Figure 1 A 64-year-old woman complained low back pain with bilateral sciatica and claudication for several years.posterior instrumentation of T12-S1 with posterior interbody fusion of L5-S1 was performed

Figure 1.

A 64 year old woman complained low back pain with bilateral sciatica and claudication for several years posterior instrumentation of T12 S1 with posterior interbody fusion of L5 S1 was performed. View in document p.3
Table 1 Clinical and radiographic outcomes

Table 1.

Clinical and radiographic outcomes. View in document p.4
Figure 2 Line chart of scoliotic angle correction compared withlordotic angle correction.

Figure 2.

Line chart of scoliotic angle correction compared withlordotic angle correction . View in document p.5
Table 2 ALIF levels and angle correction

Table 2.

ALIF levels and angle correction. View in document p.5
Figure 3 Radiographs of postoperative lateral view (A) andpreoperative lateral view (B) showing a posteriorly placed L2-3cage provided more sagittal plane correction (2° pre-op to 19°post-op, correction 17°) than a more anterior L1-2 cage(−2° pre-op to 4° post-op, correction 6°).

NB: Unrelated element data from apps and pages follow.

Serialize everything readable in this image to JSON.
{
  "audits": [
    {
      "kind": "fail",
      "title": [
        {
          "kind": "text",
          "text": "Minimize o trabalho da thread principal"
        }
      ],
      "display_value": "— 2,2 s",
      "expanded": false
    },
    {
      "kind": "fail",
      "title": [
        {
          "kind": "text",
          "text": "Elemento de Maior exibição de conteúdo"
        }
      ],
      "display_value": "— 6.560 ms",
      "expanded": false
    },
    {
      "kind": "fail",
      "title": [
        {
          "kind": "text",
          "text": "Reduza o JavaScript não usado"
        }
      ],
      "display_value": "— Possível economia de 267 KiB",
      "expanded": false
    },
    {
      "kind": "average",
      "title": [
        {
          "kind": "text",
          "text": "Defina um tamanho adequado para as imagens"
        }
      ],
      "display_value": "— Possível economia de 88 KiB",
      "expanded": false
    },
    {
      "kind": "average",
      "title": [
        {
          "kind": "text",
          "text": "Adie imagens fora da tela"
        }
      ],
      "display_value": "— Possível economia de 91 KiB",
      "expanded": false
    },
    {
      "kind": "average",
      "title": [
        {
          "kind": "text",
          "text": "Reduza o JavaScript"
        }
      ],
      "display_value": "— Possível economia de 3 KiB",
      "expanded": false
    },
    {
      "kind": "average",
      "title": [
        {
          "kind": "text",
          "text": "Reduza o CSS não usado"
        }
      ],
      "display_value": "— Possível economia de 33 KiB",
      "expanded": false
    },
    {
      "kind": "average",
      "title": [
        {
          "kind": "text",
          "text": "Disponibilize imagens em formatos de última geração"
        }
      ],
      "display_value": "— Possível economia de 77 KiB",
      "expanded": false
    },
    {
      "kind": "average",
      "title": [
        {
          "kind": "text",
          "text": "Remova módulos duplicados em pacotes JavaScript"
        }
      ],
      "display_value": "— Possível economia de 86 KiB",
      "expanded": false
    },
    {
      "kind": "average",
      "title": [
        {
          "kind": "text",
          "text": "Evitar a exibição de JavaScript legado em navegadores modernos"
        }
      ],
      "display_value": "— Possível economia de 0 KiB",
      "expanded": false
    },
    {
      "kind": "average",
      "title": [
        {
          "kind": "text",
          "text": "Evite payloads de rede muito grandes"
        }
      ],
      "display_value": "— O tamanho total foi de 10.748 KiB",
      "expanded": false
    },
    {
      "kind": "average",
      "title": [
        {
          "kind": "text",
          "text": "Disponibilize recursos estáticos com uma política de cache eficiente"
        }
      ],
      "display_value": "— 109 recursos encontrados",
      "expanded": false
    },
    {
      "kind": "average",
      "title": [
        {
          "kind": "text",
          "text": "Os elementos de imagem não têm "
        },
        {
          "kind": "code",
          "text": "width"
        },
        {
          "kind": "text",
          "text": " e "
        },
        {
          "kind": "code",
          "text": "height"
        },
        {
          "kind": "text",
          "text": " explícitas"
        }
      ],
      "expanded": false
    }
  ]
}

Figure 3.

Radiographs of postoperative lateral view A andpreoperative lateral view B showing a posteriorly placed L2 3cage provided more sagittal plane correction 2 pre op to 19 post op correction 17 than a more anterior L1 2 cage 2 pre op to 4 post op correction 6 . View in document p.5
Table 3 Position of SynCages and lordotic anglecorrection

Table 3.

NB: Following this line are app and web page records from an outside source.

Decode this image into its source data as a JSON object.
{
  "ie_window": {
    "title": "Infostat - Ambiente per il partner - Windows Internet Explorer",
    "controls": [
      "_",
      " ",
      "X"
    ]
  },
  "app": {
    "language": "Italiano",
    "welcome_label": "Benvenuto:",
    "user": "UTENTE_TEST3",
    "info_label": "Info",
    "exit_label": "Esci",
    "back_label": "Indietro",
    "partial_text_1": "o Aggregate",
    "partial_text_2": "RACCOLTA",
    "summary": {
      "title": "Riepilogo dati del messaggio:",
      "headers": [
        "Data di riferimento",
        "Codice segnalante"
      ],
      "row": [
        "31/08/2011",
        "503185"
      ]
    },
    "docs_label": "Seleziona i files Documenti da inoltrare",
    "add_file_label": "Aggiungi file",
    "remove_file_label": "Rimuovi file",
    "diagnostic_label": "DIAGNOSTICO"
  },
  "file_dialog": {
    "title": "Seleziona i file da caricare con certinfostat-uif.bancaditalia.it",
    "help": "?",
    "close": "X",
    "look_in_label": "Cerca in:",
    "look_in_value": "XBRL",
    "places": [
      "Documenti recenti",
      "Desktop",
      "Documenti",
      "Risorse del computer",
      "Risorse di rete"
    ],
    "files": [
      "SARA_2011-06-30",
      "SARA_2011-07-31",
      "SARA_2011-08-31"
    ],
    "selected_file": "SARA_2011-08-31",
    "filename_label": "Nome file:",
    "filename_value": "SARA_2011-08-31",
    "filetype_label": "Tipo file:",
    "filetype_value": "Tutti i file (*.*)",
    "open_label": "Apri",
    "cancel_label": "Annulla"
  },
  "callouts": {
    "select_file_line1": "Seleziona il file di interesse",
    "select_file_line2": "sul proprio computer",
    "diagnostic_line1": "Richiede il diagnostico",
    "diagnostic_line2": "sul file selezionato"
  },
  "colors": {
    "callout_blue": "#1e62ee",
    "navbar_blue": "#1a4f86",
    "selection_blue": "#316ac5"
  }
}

Position of SynCages and lordotic anglecorrection. View in document p.6